There’s a question I get asked a lot when I tell people how much I ride: “Shouldn’t you be skinnier since you ride your bike so much?” Apparently not. In fact, from a recent Super Science Study Lab Report Google search, I learned that riding bike is the most efficient means of transportation humans have come up with – up to 5 times as efficient as walking – which kinda makes sense since you can’t coast while walking (unless you have Heelys). There are several studies comparing bicycles to walking, swimming, horse riding, and car driving, and the bicycle beats them all, hands down. (I would cite the information, but being as I don’t really understand much of it I will suggest you learn independently. Maybe we can compare notes.) Anyways, this leads me to the conclusion that if your bike isn’t easy to ride, and easier than walking, it probably needs mechanical attention. Bicycle maintenance can feel discouraging, and you are not alone – this is one of the main reasons many of us stop riding. There are a few simple things you can do to make your bike go and stop as it should, efficiently. I present to you the ABC Quick Check.

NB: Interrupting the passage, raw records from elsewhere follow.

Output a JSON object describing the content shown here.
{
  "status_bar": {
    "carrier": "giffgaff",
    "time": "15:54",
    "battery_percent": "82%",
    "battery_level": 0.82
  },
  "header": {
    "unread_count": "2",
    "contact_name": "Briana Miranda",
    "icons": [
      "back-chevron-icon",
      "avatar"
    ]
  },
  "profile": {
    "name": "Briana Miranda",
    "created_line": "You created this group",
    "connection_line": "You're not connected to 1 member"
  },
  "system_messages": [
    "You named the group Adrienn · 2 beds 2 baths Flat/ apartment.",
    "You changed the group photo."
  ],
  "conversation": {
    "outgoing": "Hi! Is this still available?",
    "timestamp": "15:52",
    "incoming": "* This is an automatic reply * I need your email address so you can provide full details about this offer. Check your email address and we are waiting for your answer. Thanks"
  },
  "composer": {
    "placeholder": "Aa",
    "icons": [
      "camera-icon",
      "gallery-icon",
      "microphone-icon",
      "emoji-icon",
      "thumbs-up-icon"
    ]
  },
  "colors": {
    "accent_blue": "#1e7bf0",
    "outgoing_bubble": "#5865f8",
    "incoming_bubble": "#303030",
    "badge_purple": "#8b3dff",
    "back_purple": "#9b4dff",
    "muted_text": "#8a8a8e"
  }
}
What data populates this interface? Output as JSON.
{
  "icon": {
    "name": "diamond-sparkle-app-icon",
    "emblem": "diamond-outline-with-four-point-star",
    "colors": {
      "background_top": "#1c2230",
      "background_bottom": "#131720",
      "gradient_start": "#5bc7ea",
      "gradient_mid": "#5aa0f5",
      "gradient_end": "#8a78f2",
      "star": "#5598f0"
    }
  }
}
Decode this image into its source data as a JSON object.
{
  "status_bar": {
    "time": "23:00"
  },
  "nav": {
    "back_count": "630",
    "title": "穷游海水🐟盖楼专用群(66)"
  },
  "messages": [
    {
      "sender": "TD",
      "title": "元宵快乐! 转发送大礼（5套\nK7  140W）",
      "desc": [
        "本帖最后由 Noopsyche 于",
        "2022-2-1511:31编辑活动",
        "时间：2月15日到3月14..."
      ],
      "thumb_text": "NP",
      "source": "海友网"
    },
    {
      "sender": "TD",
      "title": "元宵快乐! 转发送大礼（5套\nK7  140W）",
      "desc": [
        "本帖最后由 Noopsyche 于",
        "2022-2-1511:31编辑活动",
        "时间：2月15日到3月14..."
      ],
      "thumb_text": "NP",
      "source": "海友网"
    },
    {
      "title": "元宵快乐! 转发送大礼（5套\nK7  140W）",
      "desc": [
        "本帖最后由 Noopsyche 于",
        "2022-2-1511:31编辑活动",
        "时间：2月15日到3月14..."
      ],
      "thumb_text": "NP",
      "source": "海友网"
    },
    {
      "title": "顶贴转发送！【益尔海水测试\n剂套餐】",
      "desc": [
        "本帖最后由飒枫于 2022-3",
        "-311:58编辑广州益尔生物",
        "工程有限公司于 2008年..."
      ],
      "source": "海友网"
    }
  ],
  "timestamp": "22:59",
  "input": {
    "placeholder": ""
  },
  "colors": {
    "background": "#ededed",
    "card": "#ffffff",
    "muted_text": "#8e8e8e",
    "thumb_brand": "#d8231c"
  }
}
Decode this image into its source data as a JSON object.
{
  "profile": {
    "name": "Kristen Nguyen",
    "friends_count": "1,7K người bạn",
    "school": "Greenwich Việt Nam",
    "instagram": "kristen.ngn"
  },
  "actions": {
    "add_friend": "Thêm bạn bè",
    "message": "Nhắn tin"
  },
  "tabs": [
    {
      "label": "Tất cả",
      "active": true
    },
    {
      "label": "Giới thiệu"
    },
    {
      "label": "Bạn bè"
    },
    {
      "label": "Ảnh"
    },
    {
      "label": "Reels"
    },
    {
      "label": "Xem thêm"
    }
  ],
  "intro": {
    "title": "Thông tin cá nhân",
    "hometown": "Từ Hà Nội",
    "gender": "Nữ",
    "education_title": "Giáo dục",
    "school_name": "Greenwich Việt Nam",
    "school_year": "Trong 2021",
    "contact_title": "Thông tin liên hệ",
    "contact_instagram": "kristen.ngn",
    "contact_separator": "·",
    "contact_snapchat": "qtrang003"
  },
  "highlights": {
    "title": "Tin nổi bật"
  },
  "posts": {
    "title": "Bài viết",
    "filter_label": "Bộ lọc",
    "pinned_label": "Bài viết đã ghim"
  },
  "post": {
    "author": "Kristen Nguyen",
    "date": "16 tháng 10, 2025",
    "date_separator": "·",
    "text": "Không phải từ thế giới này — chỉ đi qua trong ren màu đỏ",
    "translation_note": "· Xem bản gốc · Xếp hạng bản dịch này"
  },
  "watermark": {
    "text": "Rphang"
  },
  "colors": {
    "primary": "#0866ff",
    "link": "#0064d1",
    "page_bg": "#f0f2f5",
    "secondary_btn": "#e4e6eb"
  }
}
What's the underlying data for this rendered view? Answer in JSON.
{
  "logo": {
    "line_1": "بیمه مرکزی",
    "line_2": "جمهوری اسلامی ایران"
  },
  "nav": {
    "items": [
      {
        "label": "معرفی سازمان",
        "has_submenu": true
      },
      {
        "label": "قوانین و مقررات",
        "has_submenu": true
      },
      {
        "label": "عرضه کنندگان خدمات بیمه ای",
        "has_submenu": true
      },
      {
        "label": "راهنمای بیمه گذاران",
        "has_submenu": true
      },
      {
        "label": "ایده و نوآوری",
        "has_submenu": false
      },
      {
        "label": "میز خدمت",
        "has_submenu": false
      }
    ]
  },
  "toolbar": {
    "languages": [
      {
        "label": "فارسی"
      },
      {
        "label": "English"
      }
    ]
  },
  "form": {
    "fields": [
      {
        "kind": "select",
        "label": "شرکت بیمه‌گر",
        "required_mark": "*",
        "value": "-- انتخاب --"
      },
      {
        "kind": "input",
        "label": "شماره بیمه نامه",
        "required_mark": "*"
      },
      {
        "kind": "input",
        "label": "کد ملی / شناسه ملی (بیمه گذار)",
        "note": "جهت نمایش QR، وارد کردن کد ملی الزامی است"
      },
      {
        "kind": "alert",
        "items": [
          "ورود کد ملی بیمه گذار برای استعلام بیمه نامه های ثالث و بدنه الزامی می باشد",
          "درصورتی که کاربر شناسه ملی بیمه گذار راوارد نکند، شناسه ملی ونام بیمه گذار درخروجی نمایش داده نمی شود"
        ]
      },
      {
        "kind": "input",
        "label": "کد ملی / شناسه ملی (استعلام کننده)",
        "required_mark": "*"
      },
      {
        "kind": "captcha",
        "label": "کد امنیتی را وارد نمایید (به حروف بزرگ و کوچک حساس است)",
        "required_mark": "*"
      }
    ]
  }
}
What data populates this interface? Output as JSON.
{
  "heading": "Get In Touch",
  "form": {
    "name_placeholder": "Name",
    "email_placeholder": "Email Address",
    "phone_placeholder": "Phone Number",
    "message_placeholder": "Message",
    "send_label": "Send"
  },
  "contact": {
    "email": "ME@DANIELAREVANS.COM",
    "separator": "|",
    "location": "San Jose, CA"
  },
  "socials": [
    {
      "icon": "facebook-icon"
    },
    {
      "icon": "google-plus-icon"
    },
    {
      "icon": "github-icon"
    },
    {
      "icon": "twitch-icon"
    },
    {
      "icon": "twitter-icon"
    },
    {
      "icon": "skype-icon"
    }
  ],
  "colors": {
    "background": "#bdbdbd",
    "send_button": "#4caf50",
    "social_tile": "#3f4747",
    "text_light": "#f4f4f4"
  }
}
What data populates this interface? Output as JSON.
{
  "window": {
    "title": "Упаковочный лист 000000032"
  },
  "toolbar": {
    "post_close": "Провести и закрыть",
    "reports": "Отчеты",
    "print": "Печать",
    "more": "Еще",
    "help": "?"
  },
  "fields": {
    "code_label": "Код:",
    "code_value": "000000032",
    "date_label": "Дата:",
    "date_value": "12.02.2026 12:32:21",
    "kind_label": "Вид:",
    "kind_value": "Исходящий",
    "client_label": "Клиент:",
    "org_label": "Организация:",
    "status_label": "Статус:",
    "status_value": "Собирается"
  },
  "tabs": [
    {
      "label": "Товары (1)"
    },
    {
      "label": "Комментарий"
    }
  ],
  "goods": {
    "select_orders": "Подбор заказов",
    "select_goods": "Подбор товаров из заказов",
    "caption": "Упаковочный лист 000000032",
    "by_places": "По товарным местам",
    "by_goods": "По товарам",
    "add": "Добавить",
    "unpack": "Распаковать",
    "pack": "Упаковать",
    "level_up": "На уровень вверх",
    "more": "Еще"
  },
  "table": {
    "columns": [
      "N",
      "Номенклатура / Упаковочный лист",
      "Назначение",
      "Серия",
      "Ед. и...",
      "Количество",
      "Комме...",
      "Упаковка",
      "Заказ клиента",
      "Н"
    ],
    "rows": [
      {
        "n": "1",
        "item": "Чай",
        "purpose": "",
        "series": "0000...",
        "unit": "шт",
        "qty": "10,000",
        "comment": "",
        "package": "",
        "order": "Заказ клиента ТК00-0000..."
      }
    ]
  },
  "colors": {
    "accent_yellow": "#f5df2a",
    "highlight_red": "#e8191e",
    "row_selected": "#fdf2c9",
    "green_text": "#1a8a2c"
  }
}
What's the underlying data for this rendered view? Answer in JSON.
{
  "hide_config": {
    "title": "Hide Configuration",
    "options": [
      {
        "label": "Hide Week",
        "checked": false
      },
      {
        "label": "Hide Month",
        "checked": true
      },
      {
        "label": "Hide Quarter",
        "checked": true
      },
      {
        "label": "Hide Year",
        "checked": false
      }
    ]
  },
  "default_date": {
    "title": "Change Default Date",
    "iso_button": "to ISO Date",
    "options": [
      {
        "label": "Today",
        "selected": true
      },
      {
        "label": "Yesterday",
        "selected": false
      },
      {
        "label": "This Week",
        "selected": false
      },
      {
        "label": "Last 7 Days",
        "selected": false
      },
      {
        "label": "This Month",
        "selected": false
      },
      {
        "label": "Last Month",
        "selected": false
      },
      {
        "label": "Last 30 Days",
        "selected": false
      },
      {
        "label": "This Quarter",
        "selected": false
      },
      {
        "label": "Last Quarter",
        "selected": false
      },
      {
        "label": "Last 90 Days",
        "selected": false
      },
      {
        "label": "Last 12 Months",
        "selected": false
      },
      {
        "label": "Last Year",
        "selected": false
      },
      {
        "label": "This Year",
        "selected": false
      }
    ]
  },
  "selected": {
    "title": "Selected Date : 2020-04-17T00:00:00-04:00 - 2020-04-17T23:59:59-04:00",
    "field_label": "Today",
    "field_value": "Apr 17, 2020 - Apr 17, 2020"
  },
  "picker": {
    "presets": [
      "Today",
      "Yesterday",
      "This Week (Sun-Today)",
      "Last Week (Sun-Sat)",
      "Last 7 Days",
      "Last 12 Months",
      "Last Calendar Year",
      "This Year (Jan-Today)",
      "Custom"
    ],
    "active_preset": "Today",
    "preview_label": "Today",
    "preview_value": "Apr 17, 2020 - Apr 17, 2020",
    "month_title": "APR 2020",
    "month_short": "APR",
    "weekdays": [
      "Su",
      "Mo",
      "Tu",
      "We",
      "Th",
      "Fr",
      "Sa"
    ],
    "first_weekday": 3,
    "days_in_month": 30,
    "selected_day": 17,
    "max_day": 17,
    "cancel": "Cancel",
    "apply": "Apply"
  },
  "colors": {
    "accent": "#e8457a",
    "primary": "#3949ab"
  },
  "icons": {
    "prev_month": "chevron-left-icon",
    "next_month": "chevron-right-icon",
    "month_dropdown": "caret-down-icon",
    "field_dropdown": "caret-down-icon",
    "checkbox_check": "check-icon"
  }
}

Air – check tires weekly and fill to recommended pressure.
The pressure in your tires is crucial to your bicycle’s performance, and tires naturally lose pressure over time. Locate the recommended PSI ratings on the side of your tires and try to keep your tire pressure within that range. I like to inflate my tires to the max and deflate as my environment dictates. Lower pressure grips better and creates a softer ride, but creates more rolling resistance. A balance of these traits is based on your personal preferences. Explore and see what you like!
Brakes – confidently stop without unwanted resistance.
Stopping is just as important as going. While sitting on your bike, slowly roll forward and apply your brakes. The brakes should stop the wheels firmly when applied, and be free of unwanted contact with the rim/ disc when not engaged. Sloppy brake performance can be fixed by unscrewing barrel adjusters. Be careful and check your brakes between small half turn adjustments.
Chain – is it smooth and quiet or squeaky and gritty?
The mechanical components of a bicycle are all on its exterior. This subjects these parts to all the environment can dish out. Regularly lube your chain. Remember that excess lube attracts dust and airborne debris. Use a rag to remove excess lube after applying.
Quick – releases need to be tightly fitted.
If you can flip your quick release lever with one finger, it is too loose. Tighten by holding both sides and tightening the non-lever side until you feel some resistance. Check the alignment of your wheel while tightening. It can be easy to misalign the wheel if not paying attention.
Check – it over regularly.
Inspect your bike for frayed cables, worn tires, and loose parts. Take it for a short test ride before going for a longer distance. The longer your bike sits, the more it’s subject to corrosion and cable fatigue.
If you have any questions or hesitations about any of these steps contact your local bike shop. Shops are happy to go over the ABC Quick Check and we gladly give free estimates if you bring your bike in.